Task description => Your task is to filter the entries and copy every line containing the string "Expenses".

The data =>
——————

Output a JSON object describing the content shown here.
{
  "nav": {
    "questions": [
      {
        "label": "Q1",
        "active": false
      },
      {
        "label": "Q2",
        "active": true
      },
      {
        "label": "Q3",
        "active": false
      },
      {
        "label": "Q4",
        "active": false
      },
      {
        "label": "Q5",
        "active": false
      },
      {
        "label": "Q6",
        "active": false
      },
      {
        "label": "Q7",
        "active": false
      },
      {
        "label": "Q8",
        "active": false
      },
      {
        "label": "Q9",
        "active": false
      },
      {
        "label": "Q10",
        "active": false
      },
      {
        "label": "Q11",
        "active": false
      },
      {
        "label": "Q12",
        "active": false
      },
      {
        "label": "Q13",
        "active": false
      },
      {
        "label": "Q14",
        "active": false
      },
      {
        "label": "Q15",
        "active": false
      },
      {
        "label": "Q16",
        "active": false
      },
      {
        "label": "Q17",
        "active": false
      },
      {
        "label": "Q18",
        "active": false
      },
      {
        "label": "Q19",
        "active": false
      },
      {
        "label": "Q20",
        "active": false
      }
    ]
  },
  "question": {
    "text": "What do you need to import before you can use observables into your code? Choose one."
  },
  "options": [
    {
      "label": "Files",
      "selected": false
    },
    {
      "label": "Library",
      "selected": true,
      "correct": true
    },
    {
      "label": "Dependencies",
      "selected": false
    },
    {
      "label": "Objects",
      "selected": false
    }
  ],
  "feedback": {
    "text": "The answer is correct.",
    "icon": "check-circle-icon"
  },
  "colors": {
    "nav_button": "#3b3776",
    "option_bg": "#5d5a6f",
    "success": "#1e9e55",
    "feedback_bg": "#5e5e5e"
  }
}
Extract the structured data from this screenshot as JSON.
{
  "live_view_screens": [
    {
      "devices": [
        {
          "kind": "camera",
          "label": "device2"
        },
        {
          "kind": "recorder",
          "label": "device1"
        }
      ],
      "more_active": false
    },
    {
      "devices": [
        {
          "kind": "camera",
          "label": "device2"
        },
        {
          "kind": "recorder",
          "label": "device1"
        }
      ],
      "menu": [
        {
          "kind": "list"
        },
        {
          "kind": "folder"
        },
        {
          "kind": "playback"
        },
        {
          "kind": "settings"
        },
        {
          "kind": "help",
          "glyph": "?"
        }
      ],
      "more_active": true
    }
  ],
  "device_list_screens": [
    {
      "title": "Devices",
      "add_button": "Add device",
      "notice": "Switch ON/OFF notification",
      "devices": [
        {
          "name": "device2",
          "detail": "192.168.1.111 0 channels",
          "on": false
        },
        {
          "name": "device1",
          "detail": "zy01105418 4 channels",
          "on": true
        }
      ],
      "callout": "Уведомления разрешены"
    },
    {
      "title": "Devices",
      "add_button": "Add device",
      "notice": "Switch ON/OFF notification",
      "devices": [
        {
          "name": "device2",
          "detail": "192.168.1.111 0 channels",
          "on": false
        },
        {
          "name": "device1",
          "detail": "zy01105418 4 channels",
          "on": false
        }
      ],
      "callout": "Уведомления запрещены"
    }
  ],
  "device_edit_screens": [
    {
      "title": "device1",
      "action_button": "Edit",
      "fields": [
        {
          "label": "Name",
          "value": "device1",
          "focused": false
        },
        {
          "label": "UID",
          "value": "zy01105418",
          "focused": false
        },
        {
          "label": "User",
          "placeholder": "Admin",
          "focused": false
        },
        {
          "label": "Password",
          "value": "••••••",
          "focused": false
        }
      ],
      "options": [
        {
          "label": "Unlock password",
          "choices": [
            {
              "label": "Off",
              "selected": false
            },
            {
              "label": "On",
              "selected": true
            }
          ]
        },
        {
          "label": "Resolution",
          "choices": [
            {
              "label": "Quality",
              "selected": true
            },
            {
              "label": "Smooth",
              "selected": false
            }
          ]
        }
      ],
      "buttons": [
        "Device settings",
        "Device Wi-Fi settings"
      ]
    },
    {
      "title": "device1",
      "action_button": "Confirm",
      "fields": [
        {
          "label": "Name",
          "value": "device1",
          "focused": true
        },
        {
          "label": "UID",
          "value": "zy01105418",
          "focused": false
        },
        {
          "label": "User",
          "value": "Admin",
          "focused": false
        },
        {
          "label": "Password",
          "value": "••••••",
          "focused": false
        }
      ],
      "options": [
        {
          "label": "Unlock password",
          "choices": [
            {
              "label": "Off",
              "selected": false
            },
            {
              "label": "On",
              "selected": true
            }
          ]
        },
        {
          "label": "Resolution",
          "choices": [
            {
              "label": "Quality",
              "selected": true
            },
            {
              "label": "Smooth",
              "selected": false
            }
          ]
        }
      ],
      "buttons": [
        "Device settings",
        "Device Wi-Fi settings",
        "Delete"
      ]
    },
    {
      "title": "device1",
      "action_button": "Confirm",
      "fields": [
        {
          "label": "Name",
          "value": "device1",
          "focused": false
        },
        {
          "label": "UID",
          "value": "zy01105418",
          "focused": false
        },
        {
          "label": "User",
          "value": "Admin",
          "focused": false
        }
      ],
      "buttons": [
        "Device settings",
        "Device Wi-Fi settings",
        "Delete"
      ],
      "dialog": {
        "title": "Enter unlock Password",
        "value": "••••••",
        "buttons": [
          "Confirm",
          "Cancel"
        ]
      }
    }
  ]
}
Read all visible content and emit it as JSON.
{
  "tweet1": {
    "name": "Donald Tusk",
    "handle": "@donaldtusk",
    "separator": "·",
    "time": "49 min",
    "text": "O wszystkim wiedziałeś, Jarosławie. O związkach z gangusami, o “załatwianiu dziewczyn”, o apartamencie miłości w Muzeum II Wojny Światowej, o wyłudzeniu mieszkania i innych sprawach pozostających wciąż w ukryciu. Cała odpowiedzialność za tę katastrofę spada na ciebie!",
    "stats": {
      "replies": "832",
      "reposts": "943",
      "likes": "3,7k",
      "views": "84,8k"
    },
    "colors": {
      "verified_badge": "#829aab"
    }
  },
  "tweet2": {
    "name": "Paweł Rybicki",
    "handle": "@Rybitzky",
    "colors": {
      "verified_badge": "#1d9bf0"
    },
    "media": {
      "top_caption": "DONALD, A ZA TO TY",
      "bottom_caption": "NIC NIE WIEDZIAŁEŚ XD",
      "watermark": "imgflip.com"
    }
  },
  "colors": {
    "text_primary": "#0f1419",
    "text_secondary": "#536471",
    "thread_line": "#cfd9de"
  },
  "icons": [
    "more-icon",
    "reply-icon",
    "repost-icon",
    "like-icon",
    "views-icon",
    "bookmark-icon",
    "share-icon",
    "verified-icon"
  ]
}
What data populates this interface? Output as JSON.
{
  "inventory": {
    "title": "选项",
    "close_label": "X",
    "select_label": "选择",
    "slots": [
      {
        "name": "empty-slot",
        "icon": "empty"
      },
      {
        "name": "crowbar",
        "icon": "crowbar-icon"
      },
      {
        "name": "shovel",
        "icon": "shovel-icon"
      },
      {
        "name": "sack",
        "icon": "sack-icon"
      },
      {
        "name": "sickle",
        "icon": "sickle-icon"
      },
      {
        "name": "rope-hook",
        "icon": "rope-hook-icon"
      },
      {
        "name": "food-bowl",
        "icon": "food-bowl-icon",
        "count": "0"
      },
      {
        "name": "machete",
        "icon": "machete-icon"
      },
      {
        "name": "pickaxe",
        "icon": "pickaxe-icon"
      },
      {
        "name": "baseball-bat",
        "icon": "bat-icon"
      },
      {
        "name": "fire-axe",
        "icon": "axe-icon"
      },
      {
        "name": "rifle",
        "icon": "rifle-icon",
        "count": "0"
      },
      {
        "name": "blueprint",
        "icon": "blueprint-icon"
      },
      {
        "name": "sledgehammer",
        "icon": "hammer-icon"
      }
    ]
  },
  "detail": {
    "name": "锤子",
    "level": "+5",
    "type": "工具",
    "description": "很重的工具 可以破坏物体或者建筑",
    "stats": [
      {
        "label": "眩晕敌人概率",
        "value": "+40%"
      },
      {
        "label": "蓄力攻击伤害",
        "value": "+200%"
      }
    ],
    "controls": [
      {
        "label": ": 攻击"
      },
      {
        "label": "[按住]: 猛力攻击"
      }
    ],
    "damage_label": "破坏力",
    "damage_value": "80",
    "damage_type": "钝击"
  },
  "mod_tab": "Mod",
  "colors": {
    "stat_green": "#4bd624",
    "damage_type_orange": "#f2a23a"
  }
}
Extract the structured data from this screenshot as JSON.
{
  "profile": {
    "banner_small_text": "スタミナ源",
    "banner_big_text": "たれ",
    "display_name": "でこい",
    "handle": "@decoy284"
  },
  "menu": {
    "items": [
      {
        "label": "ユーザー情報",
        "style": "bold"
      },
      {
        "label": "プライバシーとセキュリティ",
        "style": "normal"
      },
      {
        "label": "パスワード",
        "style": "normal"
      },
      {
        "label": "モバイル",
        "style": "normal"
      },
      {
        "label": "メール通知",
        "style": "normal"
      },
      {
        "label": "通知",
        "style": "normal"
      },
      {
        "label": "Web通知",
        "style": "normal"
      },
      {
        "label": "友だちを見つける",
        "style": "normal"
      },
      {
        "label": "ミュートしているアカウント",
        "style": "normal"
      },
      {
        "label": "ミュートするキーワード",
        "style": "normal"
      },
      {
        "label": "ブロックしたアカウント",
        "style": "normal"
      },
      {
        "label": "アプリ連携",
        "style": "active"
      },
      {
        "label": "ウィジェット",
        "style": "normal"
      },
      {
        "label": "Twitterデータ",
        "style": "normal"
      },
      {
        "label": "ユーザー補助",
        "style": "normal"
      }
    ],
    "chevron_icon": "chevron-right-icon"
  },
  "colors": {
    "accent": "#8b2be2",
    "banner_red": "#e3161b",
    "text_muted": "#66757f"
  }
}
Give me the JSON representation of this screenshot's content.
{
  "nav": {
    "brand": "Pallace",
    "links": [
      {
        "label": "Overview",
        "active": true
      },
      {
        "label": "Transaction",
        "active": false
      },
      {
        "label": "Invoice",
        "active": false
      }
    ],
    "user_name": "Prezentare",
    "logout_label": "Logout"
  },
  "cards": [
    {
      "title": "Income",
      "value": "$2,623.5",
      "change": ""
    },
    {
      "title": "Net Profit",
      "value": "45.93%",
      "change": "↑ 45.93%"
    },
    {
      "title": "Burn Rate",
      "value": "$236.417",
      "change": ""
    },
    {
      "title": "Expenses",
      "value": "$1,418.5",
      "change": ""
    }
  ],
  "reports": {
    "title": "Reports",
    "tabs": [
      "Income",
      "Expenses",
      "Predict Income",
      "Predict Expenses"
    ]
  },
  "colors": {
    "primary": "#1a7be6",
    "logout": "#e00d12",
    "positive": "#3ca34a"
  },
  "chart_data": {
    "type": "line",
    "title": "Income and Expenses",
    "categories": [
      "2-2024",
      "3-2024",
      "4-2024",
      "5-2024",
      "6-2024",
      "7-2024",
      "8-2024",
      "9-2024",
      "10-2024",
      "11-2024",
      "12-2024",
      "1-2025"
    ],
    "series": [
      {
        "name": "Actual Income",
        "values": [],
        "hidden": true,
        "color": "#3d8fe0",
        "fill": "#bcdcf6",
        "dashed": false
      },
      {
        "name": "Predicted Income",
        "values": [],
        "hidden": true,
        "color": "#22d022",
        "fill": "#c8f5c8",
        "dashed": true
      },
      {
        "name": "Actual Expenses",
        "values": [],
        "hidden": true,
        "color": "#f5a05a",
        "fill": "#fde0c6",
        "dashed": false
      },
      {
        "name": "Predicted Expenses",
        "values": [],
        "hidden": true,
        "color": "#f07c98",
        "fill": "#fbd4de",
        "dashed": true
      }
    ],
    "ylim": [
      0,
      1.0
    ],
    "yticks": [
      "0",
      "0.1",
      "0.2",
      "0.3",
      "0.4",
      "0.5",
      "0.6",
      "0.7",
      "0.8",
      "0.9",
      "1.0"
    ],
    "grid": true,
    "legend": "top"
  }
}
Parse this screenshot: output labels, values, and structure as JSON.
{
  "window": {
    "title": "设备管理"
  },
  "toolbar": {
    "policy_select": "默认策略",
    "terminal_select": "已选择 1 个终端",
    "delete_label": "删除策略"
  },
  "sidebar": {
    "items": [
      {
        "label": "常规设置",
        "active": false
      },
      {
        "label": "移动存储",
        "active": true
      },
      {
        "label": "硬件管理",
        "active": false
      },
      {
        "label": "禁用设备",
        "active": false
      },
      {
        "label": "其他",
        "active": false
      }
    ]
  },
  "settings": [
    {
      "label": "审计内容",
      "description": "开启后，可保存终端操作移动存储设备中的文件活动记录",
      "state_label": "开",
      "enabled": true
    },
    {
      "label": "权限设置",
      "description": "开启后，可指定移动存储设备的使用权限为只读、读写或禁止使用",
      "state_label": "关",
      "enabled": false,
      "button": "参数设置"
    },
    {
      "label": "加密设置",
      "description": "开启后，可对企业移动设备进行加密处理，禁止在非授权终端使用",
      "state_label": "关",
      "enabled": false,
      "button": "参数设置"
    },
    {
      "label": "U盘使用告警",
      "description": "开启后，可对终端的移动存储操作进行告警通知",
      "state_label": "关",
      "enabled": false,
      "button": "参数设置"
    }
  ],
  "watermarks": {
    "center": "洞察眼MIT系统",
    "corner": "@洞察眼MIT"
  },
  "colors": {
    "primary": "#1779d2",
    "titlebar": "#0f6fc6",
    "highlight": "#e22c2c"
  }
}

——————

Response =>
      "title": "Expenses",
      "Expenses",
      "Predict Expenses"
    "title": "Income and Expenses",
        "name": "Actual Expenses",
        "name": "Predicted Expenses",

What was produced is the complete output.